Saved entries
Content starts

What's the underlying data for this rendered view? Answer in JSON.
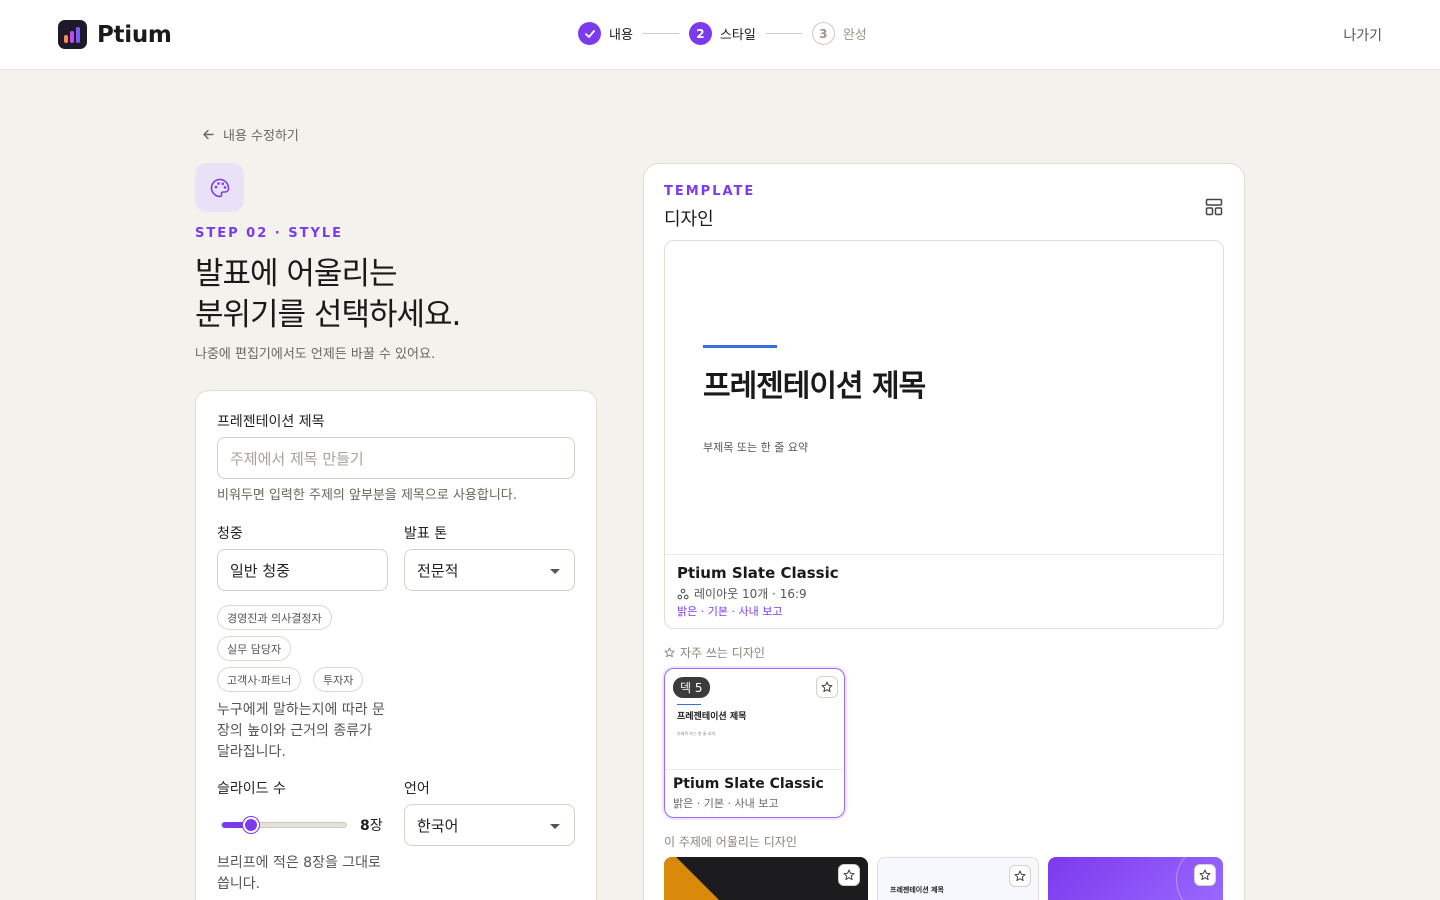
{
  "header": {
    "brand": "Ptium",
    "steps": [
      {
        "label": "내용",
        "state": "done"
      },
      {
        "number": "2",
        "label": "스타일",
        "state": "active"
      },
      {
        "number": "3",
        "label": "완성",
        "state": "todo"
      }
    ],
    "exit_label": "나가기"
  },
  "left": {
    "back_label": "내용 수정하기",
    "eyebrow": "STEP 02 · STYLE",
    "headline_line1": "발표에 어울리는",
    "headline_line2": "분위기를 선택하세요.",
    "subtitle": "나중에 편집기에서도 언제든 바꿀 수 있어요."
  },
  "form": {
    "title_label": "프레젠테이션 제목",
    "title_placeholder": "주제에서 제목 만들기",
    "title_value": "",
    "title_help": "비워두면 입력한 주제의 앞부분을 제목으로 사용합니다.",
    "audience_label": "청중",
    "audience_value": "일반 청중",
    "tone_label": "발표 톤",
    "tone_value": "전문적",
    "audience_chips": [
      "경영진과 의사결정자",
      "실무 담당자",
      "고객사·파트너",
      "투자자"
    ],
    "audience_help": "누구에게 말하는지에 따라 문장의 높이와 근거의 종류가 달라집니다.",
    "slides_label": "슬라이드 수",
    "slides_value": "8",
    "slides_unit": "장",
    "slides_fraction": 0.17,
    "language_label": "언어",
    "language_value": "한국어",
    "slides_help": "브리프에 적은 8장을 그대로 씁니다."
  },
  "panel": {
    "eyebrow": "TEMPLATE",
    "title": "디자인",
    "preview": {
      "slide_title": "프레젠테이션 제목",
      "slide_subtitle": "부제목 또는 한 줄 요약",
      "name": "Ptium Slate Classic",
      "meta": "레이아웃 10개 · 16:9",
      "tags": "밝은 · 기본 · 사내 보고"
    },
    "favorites_label": "자주 쓰는 디자인",
    "favorite": {
      "badge": "덱 5",
      "slide_title": "프레젠테이션 제목",
      "slide_subtitle": "부제목 또는 한 줄 요약",
      "name": "Ptium Slate Classic",
      "tags": "밝은 · 기본 · 사내 보고"
    },
    "suggested_label": "이 주제에 어울리는 디자인",
    "suggested_thumb_title": "프레젠테이션 제목"
  },
  "colors": {
    "accent": "#7c3aed",
    "background": "#f4f2ed",
    "slide_accent": "#3b6fe0"
  }
}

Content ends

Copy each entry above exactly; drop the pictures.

== Task output ==
What's the underlying data for this rendered view? Answer in JSON.
{
  "header": {
    "brand": "Ptium",
    "steps": [
      {
        "label": "내용",
        "state": "done"
      },
      {
        "number": "2",
        "label": "스타일",
        "state": "active"
      },
      {
        "number": "3",
        "label": "완성",
        "state": "todo"
      }
    ],
    "exit_label": "나가기"
  },
  "left": {
    "back_label": "내용 수정하기",
    "eyebrow": "STEP 02 · STYLE",
    "headline_line1": "발표에 어울리는",
    "headline_line2": "분위기를 선택하세요.",
    "subtitle": "나중에 편집기에서도 언제든 바꿀 수 있어요."
  },
  "form": {
    "title_label": "프레젠테이션 제목",
    "title_placeholder": "주제에서 제목 만들기",
    "title_value": "",
    "title_help": "비워두면 입력한 주제의 앞부분을 제목으로 사용합니다.",
    "audience_label": "청중",
    "audience_value": "일반 청중",
    "tone_label": "발표 톤",
    "tone_value": "전문적",
    "audience_chips": [
      "경영진과 의사결정자",
      "실무 담당자",
      "고객사·파트너",
      "투자자"
    ],
    "audience_help": "누구에게 말하는지에 따라 문장의 높이와 근거의 종류가 달라집니다.",
    "slides_label": "슬라이드 수",
    "slides_value": "8",
    "slides_unit": "장",
    "slides_fraction": 0.17,
    "language_label": "언어",
    "language_value": "한국어",
    "slides_help": "브리프에 적은 8장을 그대로 씁니다."
  },
  "panel": {
    "eyebrow": "TEMPLATE",
    "title": "디자인",
    "preview": {
      "slide_title": "프레젠테이션 제목",
      "slide_subtitle": "부제목 또는 한 줄 요약",
      "name": "Ptium Slate Classic",
      "meta": "레이아웃 10개 · 16:9",
      "tags": "밝은 · 기본 · 사내 보고"
    },
    "favorites_label": "자주 쓰는 디자인",
    "favorite": {
      "badge": "덱 5",
      "slide_title": "프레젠테이션 제목",
      "slide_subtitle": "부제목 또는 한 줄 요약",
      "name": "Ptium Slate Classic",
      "tags": "밝은 · 기본 · 사내 보고"
    },
    "suggested_label": "이 주제에 어울리는 디자인",
    "suggested_thumb_title": "프레젠테이션 제목"
  },
  "colors": {
    "accent": "#7c3aed",
    "background": "#f4f2ed",
    "slide_accent": "#3b6fe0"
  }
}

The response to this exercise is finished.